Great Jones Cafe’s longtime owner Jim Moffett died, and the business subsequently closed in 2018, after a long run as a lively Cajun-Creole spot, open since 1983. Stulman ended up in the hands of 54 Great Jones Street because his kids went to school with the grandson of the building’s owner, he wrote in his hospitality group Happy Cooking’s newsletter on Monday, January 29. Eater has reached out for more information.

For the Jones opening, Stulman partnered with Jack Harris, then the executive chef at Stulman’s Fairfax and Bar Sardine.

During the pandemic, the Great Jones space flipped to become Jolene, named after the Dolly Parton song, modeled after “good-for-anything cafes and wine bars that we missed in Paris.” As of its relaunch in 2021, James McDuffee, who had worked with Stulman at his West Village spot, Joseph Leonard was the head chef.

Perhaps the Great Jones Cafe’s shoes were too much to fill. The newsletter attributed the closure to difficulties related to the pandemic. Over the years, Happy Cooking has closed Perla, Bar Sardine, Fedora, and Simon & the Wale at the Freehand Hotel. Most recently, Stulman and his team partnered with chef April Bloomfield to open the well-reviewed Sailor, in Fort Greene.

Prospective new operators — Eric Kruvant and Darin Rubell, who own the nearby bar, Mister Paradise — have already reportedly filed paperwork for the space but as yet, no deal has been inked.

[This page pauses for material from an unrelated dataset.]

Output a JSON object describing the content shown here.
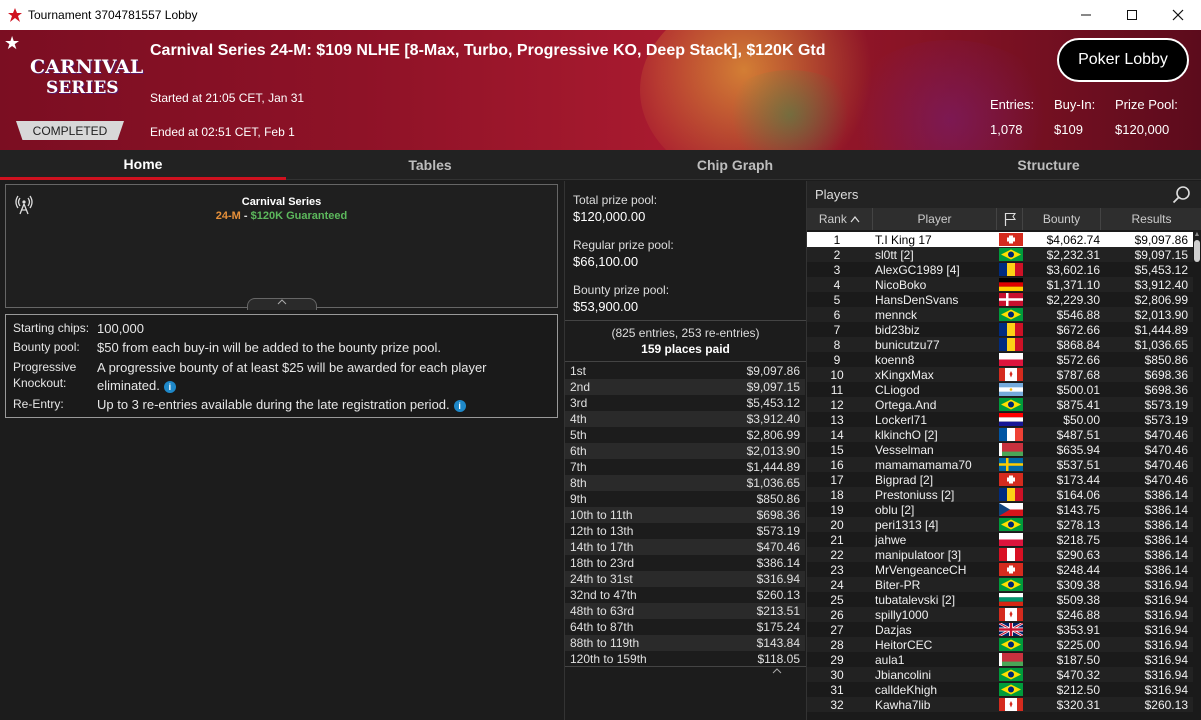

“While it’s delivered in spades on the personal level, it’s only been a successful business in fits and starts and we’ve resolved to move our company forward without it,” Stulman wrote. “That said, we’re leaving with our heads held high and we hope that all the good mojo will make the next keyholders of 54 Great Jones a storied success.”